Source data
────────────────

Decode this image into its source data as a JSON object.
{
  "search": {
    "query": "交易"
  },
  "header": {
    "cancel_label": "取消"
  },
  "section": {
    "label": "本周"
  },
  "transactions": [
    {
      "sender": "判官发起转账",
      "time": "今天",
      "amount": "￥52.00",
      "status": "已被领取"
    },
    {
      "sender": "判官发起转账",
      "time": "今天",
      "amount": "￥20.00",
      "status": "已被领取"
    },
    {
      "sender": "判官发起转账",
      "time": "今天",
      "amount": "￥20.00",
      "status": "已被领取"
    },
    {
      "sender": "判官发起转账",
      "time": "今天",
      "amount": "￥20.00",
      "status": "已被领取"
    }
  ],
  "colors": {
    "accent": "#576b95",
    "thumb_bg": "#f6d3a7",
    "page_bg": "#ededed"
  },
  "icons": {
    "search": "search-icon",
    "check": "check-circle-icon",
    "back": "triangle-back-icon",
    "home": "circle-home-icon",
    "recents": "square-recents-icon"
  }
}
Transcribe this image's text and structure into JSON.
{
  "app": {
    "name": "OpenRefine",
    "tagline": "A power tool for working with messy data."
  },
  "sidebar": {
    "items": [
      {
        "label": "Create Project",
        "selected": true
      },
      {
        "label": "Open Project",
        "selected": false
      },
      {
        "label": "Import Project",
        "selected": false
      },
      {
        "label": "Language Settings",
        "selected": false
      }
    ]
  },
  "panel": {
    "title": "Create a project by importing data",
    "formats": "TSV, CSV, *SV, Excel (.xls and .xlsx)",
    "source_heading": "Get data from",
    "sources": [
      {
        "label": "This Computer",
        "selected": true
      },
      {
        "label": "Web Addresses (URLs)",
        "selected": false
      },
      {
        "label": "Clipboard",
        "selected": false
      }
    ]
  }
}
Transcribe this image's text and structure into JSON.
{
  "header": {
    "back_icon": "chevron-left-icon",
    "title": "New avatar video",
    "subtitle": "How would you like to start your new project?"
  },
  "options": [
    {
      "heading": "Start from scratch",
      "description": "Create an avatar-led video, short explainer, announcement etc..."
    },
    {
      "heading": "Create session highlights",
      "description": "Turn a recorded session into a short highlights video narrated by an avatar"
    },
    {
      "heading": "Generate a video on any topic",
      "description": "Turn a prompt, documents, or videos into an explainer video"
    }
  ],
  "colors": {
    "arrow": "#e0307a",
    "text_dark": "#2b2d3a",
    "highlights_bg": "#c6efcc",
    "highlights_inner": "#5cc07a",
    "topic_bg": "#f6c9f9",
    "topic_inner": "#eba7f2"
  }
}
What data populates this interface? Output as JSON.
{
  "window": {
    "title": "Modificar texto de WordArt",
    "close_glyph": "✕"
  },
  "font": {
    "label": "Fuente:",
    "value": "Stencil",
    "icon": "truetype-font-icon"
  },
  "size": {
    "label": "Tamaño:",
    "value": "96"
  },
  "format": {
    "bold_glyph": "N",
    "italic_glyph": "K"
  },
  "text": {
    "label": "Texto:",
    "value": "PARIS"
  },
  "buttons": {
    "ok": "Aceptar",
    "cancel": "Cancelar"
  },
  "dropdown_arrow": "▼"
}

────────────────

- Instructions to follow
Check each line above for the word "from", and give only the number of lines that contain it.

- Exercise result
2